The projection of China as a world power is not only economic and geopolitical.
It is also beginning to be so in the political and ideological dimension, in terms of what is called “soft power” and the battles for cultural hegemony: as ideas, images and symbologies that influence the political development of countries and national debates.
The pandemic also brings another factor to this global struggle: the question of the most effective or “successful” “models” for overcoming the health crisis affecting humanity.
This was demonstrated by the recent Summit of the Communist Party of China and Political Parties of the World, a virtual mega-event held as part of the celebrations for the centenary of the Chinese Communist Party, attended by leaders from more than 160 countries, led by the President of the People’s Republic of China and General Secretary of the Party Central Committee, Xi Jinping.
There was a bit of everything. Among them, many Latin American leaders and leaders: Argentine President Alberto Fernández, who is also currently leader of the Justicialista Party and leader of the government coalition, the Frente de Todos; the President of Cuba, Miguel Díaz-Canel, Secretary General of the Cuban Communist Party; Evo Morales, former president of Bolivia, accompanied by a delegation from the MAS (Movement for Socialism), currently in power in his country; representatives of communist parties from various countries in Latin America, Africa and Asia, and representatives of European movements of the alternative left.
Also present were the President of South Africa and leader of the ruling party, the African National Congress, Cyril Ramaphosa, and the former Russian president and deputy minister of the country’s Security Council, Dmitry Medvedev, as well as leaders with democratic credentials. doubtful like Nursultan Nazarbayev, former head of state of Kazakhstan, from 1990 to 2019, and Rodrigo Duterte, the president of the Philippines who reigns with martial law and summary executions.

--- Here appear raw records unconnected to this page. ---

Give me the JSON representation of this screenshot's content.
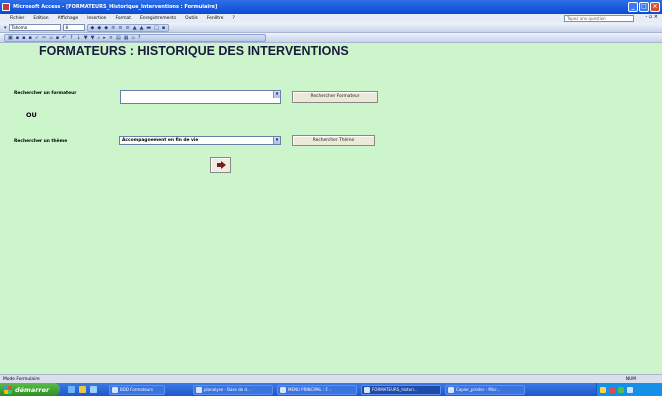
{
  "window": {
    "title": "Microsoft Access - [FORMATEURS_Historique_Interventions : Formulaire]",
    "controls": [
      "_",
      "□",
      "×"
    ]
  },
  "menubar": {
    "items": [
      "Fichier",
      "Edition",
      "Affichage",
      "Insertion",
      "Format",
      "Enregistrements",
      "Outils",
      "Fenêtre",
      "?"
    ],
    "help_placeholder": "Tapez une question",
    "close": "- ▫ ×"
  },
  "toolbar": {
    "font_name": "Tahoma",
    "font_size": "8"
  },
  "form": {
    "title": "FORMATEURS : HISTORIQUE DES INTERVENTIONS",
    "search_formateur_label": "Rechercher un formateur",
    "search_formateur_value": "",
    "search_formateur_button": "Rechercher Formateur",
    "or_label": "OU",
    "search_theme_label": "Rechercher un thème",
    "search_theme_value": "Accompagnement en fin de vie",
    "search_theme_button": "Rechercher Thème"
  },
  "statusbar": {
    "mode": "Mode Formulaire",
    "num": "NUM"
  },
  "taskbar": {
    "start_label": "démarrer",
    "tasks": [
      {
        "label": "BDD Formateurs",
        "active": false
      },
      {
        "label": "planalyse - Base de d...",
        "active": false
      },
      {
        "label": "MENU PRINCIPAL : F...",
        "active": false
      },
      {
        "label": "FORMATEURS_histori...",
        "active": true
      },
      {
        "label": "Copier_pirater - Micr...",
        "active": false
      }
    ],
    "colors": {
      "start": "#3a9a2e",
      "bar": "#245edb",
      "tray": "#1590e8"
    }
  }
}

There were hardly any women among the participants.
What is new is that at this stage of its “peaceful rise”, the People’s Republic of China, while upholding the principle of non-interference on the international scene, becomes more active in welcoming, encouraging and promoting political forces disenchanted, critical or openly opposed to liberal democracy as it is conceived, established and carried out in the Western world and spread across the world over the past century.
After the third wave of democratization, as defined by Samuel Huntington, which accompanied the end of the Cold War (1974-1990), and the fourth wave of democratization, which energized many other mobilizations and advances in the achievement of In the first two decades of the twenty-first century, indicators have long been observed which show the entry into a cycle of inversion, recession or regression of democracy, affecting both the central countries with mature democracies and the world emerging, to more recent democracies.

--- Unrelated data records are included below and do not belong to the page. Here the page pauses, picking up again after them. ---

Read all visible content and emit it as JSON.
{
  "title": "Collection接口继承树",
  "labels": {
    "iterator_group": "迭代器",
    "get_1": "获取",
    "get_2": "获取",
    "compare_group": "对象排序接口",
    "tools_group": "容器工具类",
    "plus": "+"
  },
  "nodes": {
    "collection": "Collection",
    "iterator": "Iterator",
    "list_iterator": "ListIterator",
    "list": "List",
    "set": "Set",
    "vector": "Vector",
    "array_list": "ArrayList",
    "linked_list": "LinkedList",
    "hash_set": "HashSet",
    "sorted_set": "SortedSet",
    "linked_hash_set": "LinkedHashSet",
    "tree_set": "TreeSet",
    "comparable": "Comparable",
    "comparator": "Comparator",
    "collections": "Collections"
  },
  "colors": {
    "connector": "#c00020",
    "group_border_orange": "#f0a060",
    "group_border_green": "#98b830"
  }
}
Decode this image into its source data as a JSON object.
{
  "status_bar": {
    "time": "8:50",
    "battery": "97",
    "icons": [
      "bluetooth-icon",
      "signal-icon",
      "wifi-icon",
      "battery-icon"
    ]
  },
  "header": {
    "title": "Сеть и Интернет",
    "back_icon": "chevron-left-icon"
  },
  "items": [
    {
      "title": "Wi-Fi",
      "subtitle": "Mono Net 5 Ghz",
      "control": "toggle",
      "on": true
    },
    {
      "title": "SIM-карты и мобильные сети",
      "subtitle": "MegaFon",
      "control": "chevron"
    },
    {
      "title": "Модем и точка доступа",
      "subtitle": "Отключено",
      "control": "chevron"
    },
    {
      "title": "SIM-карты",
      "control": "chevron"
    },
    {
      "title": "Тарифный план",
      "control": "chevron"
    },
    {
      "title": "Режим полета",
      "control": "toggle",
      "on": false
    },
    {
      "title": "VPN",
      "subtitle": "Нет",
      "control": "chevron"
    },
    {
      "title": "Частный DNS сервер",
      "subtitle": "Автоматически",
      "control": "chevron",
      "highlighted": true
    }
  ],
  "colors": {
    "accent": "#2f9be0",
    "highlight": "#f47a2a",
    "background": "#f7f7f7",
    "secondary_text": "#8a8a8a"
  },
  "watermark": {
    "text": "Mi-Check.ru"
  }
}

This is a clear challenge to the decline of US leadership in this area, which can be read in two ways: as a repeat of East / West bipolarity, with Beijing taking over from Moscow during the Cold War, or as encouragement of multipolarity and multilateralism – the two tendencies can be competing or divergent and conflicting.

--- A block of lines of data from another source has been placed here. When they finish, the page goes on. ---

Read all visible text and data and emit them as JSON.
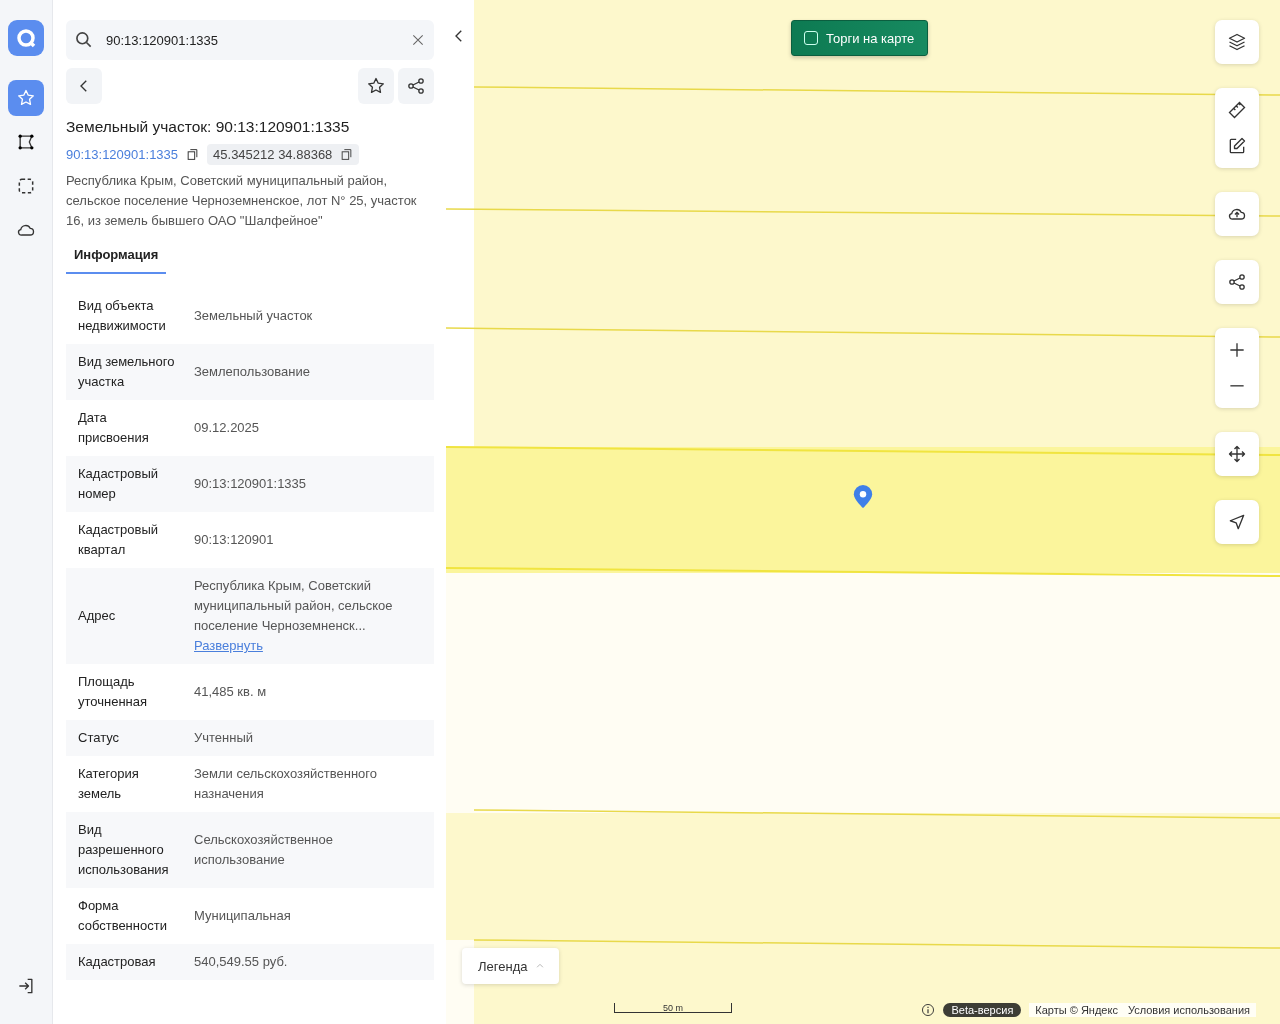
{
  "rail": {
    "items": [
      {
        "selected": true
      },
      {
        "selected": false
      },
      {
        "selected": false
      },
      {
        "selected": false
      }
    ]
  },
  "search": {
    "value": "90:13:120901:1335"
  },
  "object": {
    "title": "Земельный участок: 90:13:120901:1335",
    "cadastral_link": "90:13:120901:1335",
    "coordinates": "45.345212 34.88368",
    "address": "Республика Крым, Советский муниципальный район, сельское поселение Черноземненское, лот N° 25, участок 16, из земель бывшего ОАО \"Шалфейное\""
  },
  "tabs": [
    {
      "label": "Информация",
      "selected": true
    }
  ],
  "rows": [
    {
      "label": "Вид объекта недвижимости",
      "value": "Земельный участок"
    },
    {
      "label": "Вид земельного участка",
      "value": "Землепользование"
    },
    {
      "label": "Дата присвоения",
      "value": "09.12.2025"
    },
    {
      "label": "Кадастровый номер",
      "value": "90:13:120901:1335"
    },
    {
      "label": "Кадастровый квартал",
      "value": "90:13:120901"
    },
    {
      "label": "Адрес",
      "value": "Республика Крым, Советский муниципальный район, сельское поселение Черноземненск...",
      "link": "Развернуть"
    },
    {
      "label": "Площадь уточненная",
      "value": "41,485 кв. м"
    },
    {
      "label": "Статус",
      "value": "Учтенный"
    },
    {
      "label": "Категория земель",
      "value": "Земли сельскохозяйственного назначения"
    },
    {
      "label": "Вид разрешенного использования",
      "value": "Сельскохозяйственное использование"
    },
    {
      "label": "Форма собственности",
      "value": "Муниципальная"
    },
    {
      "label": "Кадастровая",
      "value": "540,549.55 руб."
    }
  ],
  "map": {
    "auction_toggle": {
      "label": "Торги на карте",
      "checked": false
    },
    "legend": "Легенда",
    "scale": "50 m",
    "beta": "Beta-версия",
    "copyright": "Карты © Яндекс",
    "terms": "Условия использования"
  }
}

At the summit, host Xi Jinping stressed that “the judgment of whether a country is democratic or not should be made by its own people, and not by a handful of others.”
Xi also stressed the role of “political parties as an important force in the progress of mankind” and went on to say that they “must chart the right course and shoulder the historic responsibility of ensuring the well-being of the human race. people”.
This is the substantial difference: there are those who believe that “the right path” has already been written and trodden in the past and that only this fixed path can be taken, repressing or despising those who deviate from it, and there are those who I believe that such a path is defined as ensuring that people can express themselves freely, choose and decide their destiny.
We therefore welcome this recognition by the People’s Republic of China of the importance of “political parties”, in the plural. Although in China there is only a part of it, of course, this could be evidence of a greater approximation and understanding on the part of the Chinese rulers of the historical experience of Western modernity, of which part of Latin America, with its peculiarities.
Since the first struggles for emancipation in the 19th century, the Latin American peoples have formed political parties to achieve self-determination, have waged bloody civil wars, suffered dictatorships and found in pluralist democracy the least bad system. policy to resolve their conflicts and live together in peace. .
Therefore, those who praise the “Chinese model” or seek to reproduce “one-party democracy” as a supposed alternative to pluralist democracy are missing the point.
They do not believe that a true democracy should guarantee free and competitive elections. They are not overly concerned with the fundamental importance of free speech and the right to criticize and protest, regardless of government or the content of its policies.
They do not believe that the alternation of power between different political forces is beneficial for societies. They justify the admissibility of censoring, banning, persecuting or suppressing those who question the ability of a government to control all the levers in the life of a country.
They must recognize that what they really demand is some form of dictatorship, whatever the reasons and the justifications. They don’t do it because they can’t credibly support the supposed benefits of dictatorship. It is then easier to preach on the shortcomings of democracies.
China, for its part, is watching impatiently. And he projects his vision of the world on a planetary scale.
This text is an enlarged version of a text originally published in Clarin, Argentina.
Translation from Spanish by Dâmaris Burity.